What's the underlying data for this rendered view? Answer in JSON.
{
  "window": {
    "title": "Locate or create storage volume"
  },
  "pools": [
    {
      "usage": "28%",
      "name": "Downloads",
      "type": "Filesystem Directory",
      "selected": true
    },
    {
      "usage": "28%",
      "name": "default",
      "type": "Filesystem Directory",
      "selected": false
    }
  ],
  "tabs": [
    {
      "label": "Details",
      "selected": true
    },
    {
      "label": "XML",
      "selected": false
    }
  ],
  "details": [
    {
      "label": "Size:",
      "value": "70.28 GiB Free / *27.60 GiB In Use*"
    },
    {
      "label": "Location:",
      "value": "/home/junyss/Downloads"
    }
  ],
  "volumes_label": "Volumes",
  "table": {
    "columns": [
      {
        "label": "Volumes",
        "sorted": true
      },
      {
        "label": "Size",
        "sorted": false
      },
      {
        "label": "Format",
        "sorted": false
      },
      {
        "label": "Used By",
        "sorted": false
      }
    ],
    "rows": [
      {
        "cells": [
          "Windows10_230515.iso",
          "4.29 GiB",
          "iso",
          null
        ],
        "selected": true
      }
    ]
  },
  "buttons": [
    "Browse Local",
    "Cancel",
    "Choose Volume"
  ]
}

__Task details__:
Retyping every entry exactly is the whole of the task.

__Problem solution__:
What's the underlying data for this rendered view? Answer in JSON.
{
  "window": {
    "title": "Locate or create storage volume"
  },
  "pools": [
    {
      "usage": "28%",
      "name": "Downloads",
      "type": "Filesystem Directory",
      "selected": true
    },
    {
      "usage": "28%",
      "name": "default",
      "type": "Filesystem Directory",
      "selected": false
    }
  ],
  "tabs": [
    {
      "label": "Details",
      "selected": true
    },
    {
      "label": "XML",
      "selected": false
    }
  ],
  "details": [
    {
      "label": "Size:",
      "value": "70.28 GiB Free / *27.60 GiB In Use*"
    },
    {
      "label": "Location:",
      "value": "/home/junyss/Downloads"
    }
  ],
  "volumes_label": "Volumes",
  "table": {
    "columns": [
      {
        "label": "Volumes",
        "sorted": true
      },
      {
        "label": "Size",
        "sorted": false
      },
      {
        "label": "Format",
        "sorted": false
      },
      {
        "label": "Used By",
        "sorted": false
      }
    ],
    "rows": [
      {
        "cells": [
          "Windows10_230515.iso",
          "4.29 GiB",
          "iso",
          null
        ],
        "selected": true
      }
    ]
  },
  "buttons": [
    "Browse Local",
    "Cancel",
    "Choose Volume"
  ]
}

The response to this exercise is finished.